FESTIVAL (OPEN) SEATING
Administrative Rule Adopted by Portland Fire & Rescue Pursuant to Rule-Making Authority
- Festival seating for less than 500 patrons (3500 square feet of open-plan area without seats) is allowed without special provisions provided seating plans are submitted and approved and all provisions of the public assembly permit process are complied with.
- Festival seating for 500 or more patrons requires the following in addition to the provisions required under (1) above.
- Payment for the time for Fire Inspector(s) and Fire Bureau Paramedic(s) at time and one-half overtime rate, from one-half hour before the public is admitted until one-half hour after the performance ends. Payments must be made before a public assembly permit is issued. Payment is to be by check, made out to "Fire Prevention Division." This fee is authorized by Section 31.20.060 (f) of the Fire Code and is in addition to required Public Assembly Permit Fees.
- All tickets for patrons will be placed in festival seating must be clearly marked "festival seating."
- The hands of all those to be placed in festival seating shall be distinctly and consistently marked with an easily discernible symbol.
- Security personnel as approved by the Chief Fire Marshal or his designee shall be provided for crowd control.
- The following requirements are to be paid by the promoter:
- FIRE INSPECTOR/FIRE BUREAU PARAMEDICS
- 10,000 to 25,000 occupant load requires - one Fire Inspector and one Paramedic.
- 25,001 and up occupant load requires - two Fire Inspector and two Parmedics.
- PRIVATE EMS SERVICES
- 2,500 to 4,000 occupant load requires - one first aid station with minimum of two Red Cross trained personnel.
- 4,001 to 9,999 occupant load requires - one first aid station with one BLS or ALS with minimum of two paramedics.
- 10,000 to 20,000 occupant load requires - two aid stations with two ALS with minimum of four paramedics and two EMT’s.
- 20,001 to 30,000 occupant load requires - two aid stations with two ALS with minimum of four paramedics and six EMT’s.
- 30,001 and up occupant load requires - two aid stations with two ALS with minimum of six paramedics and eight EMT’s.
- All paramedics and EMT’s are to be Oregon certified
City of Portland, Oregon: Policies and Rules: Specific Occupancies: FIR-5.02 - Festival (Open) Seating

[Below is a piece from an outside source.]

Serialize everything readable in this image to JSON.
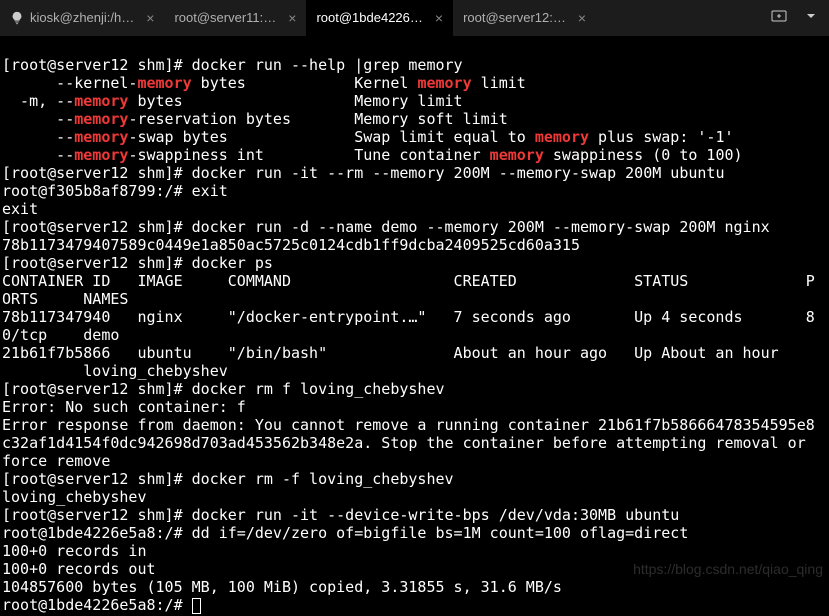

While the regulations put in place after the 1979 tragedy in Cincinnati didn't outlaw festival seating, they did serve to make the arrangement safer and, when something did go wrong, as it still does more frequently in festival seating situations than with conventional reserved seating, the rules that were implemented insure that properly-trained personnel are on hand to handle emergencies that arise.
And maybe it's just me, but I think I find that preferable to the "orderly process" of allowing people to continue to suffer injury -- and perhaps death -- until some huckster decides it's in his better interest to place public safety over profit.
Who Are You? From The Kids Are Alright.
And that, dear Kossacks, is where regulation comes from -- not from bored bureaucrats sitting in an office in Washington trying to think up ways to make life miserable and expensive for some innocent and unsuspecting businessman, but from real human suffering and tragedy brought about, all too often, by people who shirk what should be obvious responsibilities, who neglect basic diligence, who sacrifice safety for profit. They bring suffering on those who trust them and their products, and society adopts measures to make sure it never happens again. We have to force them, through regulation, to behave as they should have been behaving all along. That's how regulation came to be.
Previous installments of How Regulation came to be: